It's the big one! Which smartphone is the biggest and best of 2012?...
Our ultimate award - Phone of the Year 2012 - goes to the year's very best smartphone that rocked both your world and ours with its butter-smooth performance, easy-to-use interface and innovative smart tech. There can be only one...
Winner: Samsung Galaxy S III
There was little dissent among the judges – the winner was clearly the Android Ice Cream Sandwich-toting Galaxy S III, with its quad-core processor and tricked-out OS, plus tons of efficient, quirky and downright fun additions to straight-up Android. It’s the second year running that a Galaxy handset has faced down an Apple iPhone in the top two for this Award, and as our panel said, Apple’s iOS has missed a trick by not including the live information that makes the Galaxy’s homescreen so compelling. This year, more readers than ever loved the winner, with 44% of our 26,500 turn-out voting it into first place. The Samsung Galaxy S III is cutting-edge – and an incredibly timely superphone of 2012.
Runner Up: Apple iPhone 4S
Android phones may trump the shortlist, but the iPhone 4S with its sleek, slick iOS 5 and incredible camera is an undeniably attractive all-rounder. Built-in backup and syncing with iCloud helped it steal second place but in a year of increasingly tech-savvy consumers, Android is on fire and the iPhone 4S didn’t offer quite as much to blow our judges away.
HTC One X
With HTC’s excellent Sense interface this capable Android is as smooth as we’ve come to expect from HTC, while its lowlight-friendly eight-megapixel camera ensured it scores it highly. 25GB of free Dropbox is tops, but it didn’t quite offer a full cloud package like our numbers one and two.
Sony Xperia S
Built for media, the high-def, vibrant Xperia S sports an exceptionally individual interface on an Android Gingerbread OS, with a look and feel that’s distinctly Sony. Like the One X though, this impressive superphone didn’t quite manage the same next-level feature set as our winner.
Nokia Lumia 800
Nokia wasn’t the first to launch a Windows Phone, but there’s no other handset whose sleek silhouette matches the streamlined OS quite as much.
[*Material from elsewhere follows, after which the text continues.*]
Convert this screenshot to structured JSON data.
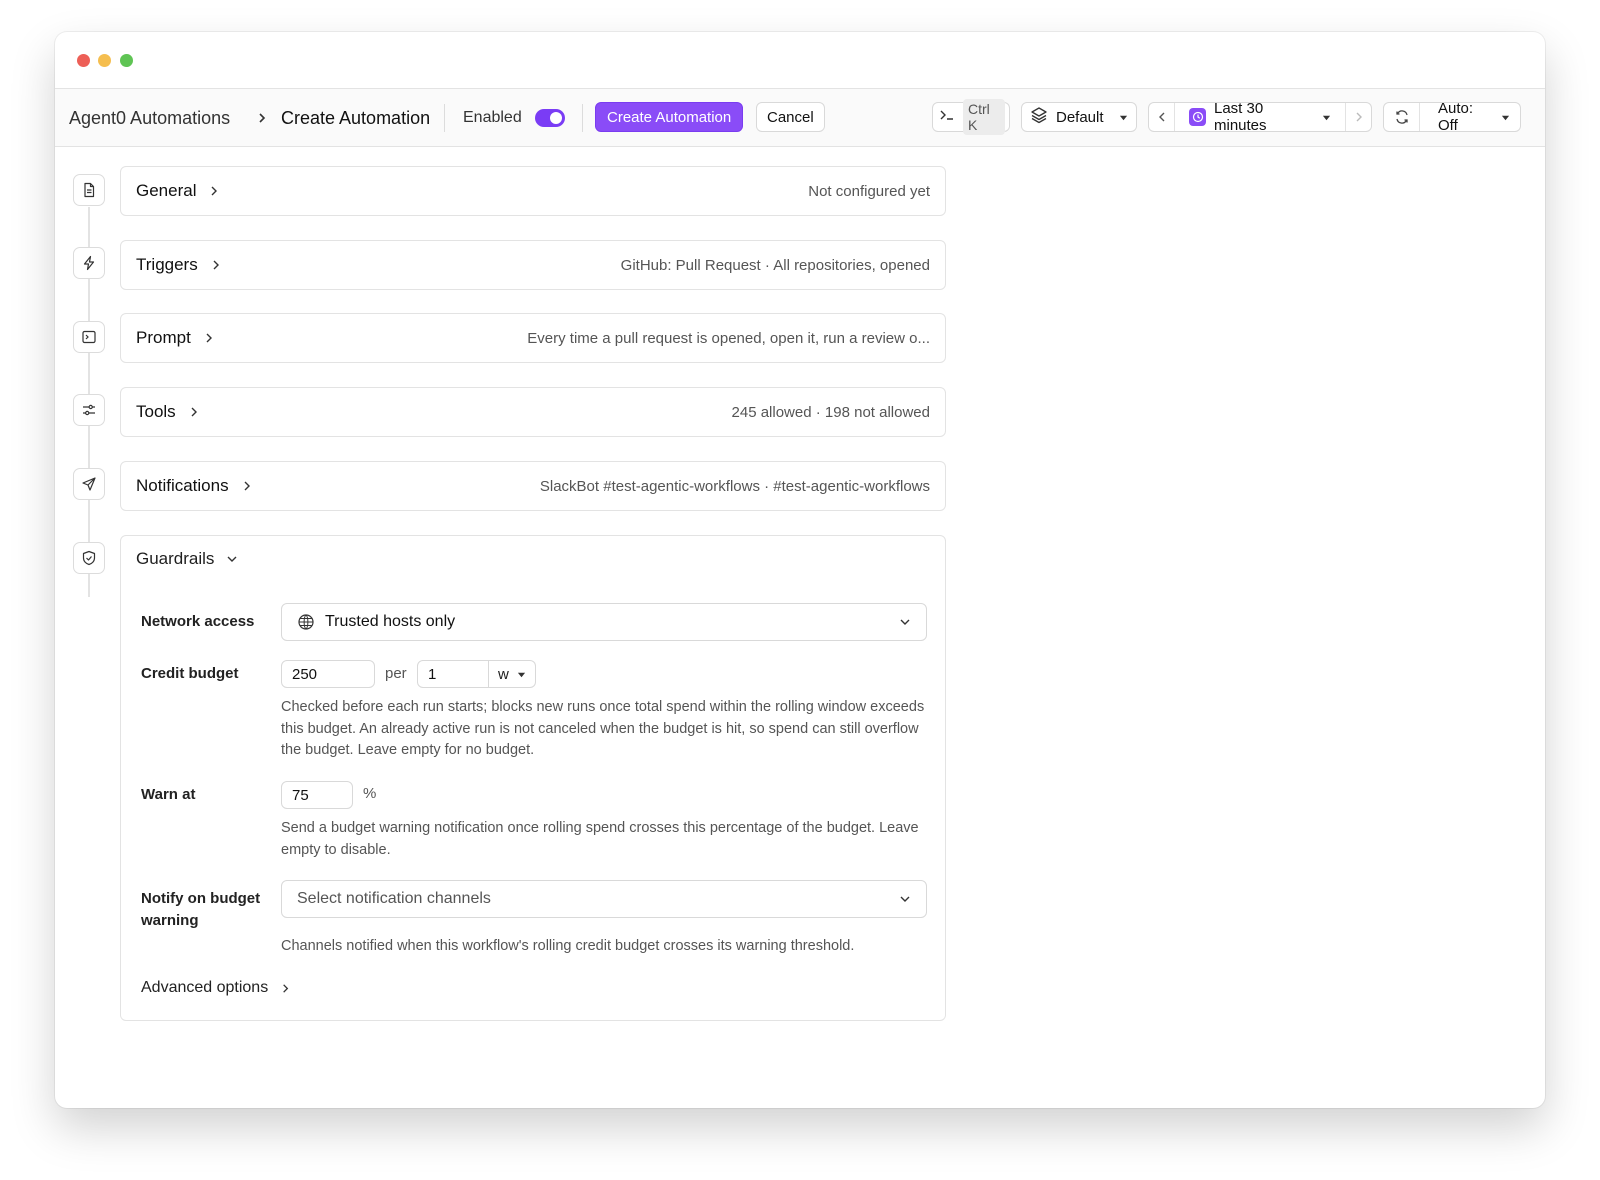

With deeply integrated social features and a minimalist style, the Lumia 800 lost out for its average camera and lack of upgradability.